*** Begin section ***
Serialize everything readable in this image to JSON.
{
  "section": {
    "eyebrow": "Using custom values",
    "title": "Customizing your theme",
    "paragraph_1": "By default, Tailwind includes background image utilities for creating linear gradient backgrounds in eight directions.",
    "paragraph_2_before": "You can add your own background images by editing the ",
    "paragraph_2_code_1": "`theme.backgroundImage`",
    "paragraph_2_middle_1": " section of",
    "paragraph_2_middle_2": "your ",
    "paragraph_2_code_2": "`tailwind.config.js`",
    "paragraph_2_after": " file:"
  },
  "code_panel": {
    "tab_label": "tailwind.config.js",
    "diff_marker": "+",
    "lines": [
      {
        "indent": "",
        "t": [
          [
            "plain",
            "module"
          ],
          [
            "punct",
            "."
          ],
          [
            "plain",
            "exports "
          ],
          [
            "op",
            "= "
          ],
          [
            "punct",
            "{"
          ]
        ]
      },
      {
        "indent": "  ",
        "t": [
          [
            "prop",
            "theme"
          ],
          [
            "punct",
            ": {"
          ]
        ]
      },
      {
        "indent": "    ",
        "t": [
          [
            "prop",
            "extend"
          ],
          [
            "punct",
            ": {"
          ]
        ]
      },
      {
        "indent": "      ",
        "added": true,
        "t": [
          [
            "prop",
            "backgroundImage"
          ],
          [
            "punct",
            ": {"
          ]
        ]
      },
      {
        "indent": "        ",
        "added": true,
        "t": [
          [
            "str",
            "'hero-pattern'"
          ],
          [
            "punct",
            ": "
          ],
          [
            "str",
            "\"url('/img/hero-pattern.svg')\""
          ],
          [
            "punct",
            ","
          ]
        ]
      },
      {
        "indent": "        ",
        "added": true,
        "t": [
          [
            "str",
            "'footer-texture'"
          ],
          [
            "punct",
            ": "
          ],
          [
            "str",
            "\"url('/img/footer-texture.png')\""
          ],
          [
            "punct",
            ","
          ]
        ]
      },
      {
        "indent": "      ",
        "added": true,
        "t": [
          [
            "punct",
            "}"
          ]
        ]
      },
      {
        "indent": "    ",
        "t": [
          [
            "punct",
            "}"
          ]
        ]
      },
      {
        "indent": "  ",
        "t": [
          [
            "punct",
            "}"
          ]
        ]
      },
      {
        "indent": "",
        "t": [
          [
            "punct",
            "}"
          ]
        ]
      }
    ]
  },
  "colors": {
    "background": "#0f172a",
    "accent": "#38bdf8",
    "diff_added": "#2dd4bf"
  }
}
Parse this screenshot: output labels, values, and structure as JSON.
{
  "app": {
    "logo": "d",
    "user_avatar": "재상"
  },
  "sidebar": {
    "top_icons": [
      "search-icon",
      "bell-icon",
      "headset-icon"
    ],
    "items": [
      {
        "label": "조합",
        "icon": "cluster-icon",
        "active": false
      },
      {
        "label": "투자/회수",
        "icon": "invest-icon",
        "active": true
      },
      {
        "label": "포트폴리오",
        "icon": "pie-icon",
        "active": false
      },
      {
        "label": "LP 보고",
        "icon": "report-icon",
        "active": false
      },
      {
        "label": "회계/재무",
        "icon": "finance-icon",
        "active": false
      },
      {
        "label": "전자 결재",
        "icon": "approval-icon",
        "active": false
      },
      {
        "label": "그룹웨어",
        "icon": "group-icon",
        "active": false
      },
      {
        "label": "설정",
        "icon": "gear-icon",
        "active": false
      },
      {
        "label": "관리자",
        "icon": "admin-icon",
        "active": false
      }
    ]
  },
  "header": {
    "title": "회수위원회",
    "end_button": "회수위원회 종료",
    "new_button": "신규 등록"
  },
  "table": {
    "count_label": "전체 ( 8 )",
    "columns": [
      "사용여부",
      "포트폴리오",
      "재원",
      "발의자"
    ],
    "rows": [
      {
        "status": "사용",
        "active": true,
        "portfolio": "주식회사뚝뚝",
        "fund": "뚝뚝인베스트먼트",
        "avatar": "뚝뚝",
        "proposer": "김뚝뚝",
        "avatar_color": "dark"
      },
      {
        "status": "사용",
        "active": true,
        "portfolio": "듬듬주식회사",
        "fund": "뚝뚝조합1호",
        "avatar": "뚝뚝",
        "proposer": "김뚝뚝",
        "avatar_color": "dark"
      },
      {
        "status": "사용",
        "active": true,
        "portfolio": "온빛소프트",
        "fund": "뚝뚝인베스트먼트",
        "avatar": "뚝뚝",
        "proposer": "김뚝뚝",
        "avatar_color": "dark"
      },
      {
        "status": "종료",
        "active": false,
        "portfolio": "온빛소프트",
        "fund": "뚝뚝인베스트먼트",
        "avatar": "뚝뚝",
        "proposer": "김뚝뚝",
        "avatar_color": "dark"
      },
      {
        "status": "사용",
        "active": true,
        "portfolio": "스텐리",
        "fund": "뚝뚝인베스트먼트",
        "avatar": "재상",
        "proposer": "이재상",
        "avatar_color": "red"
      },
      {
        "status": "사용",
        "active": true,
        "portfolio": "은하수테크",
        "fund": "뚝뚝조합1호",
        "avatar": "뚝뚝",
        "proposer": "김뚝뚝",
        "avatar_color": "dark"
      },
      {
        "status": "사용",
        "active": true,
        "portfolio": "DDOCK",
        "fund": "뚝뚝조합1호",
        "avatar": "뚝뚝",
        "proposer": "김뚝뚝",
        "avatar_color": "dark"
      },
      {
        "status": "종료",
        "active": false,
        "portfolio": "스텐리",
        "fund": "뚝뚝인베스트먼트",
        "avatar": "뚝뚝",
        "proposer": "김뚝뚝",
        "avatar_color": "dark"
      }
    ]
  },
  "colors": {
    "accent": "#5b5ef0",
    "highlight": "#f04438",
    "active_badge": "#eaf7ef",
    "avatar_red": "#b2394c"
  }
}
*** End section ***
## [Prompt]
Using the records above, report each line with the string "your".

## [Solution to the exercise]
    "title": "Customizing your theme",
    "paragraph_2_before": "You can add your own background images by editing the ",
    "paragraph_2_middle_2": "your ",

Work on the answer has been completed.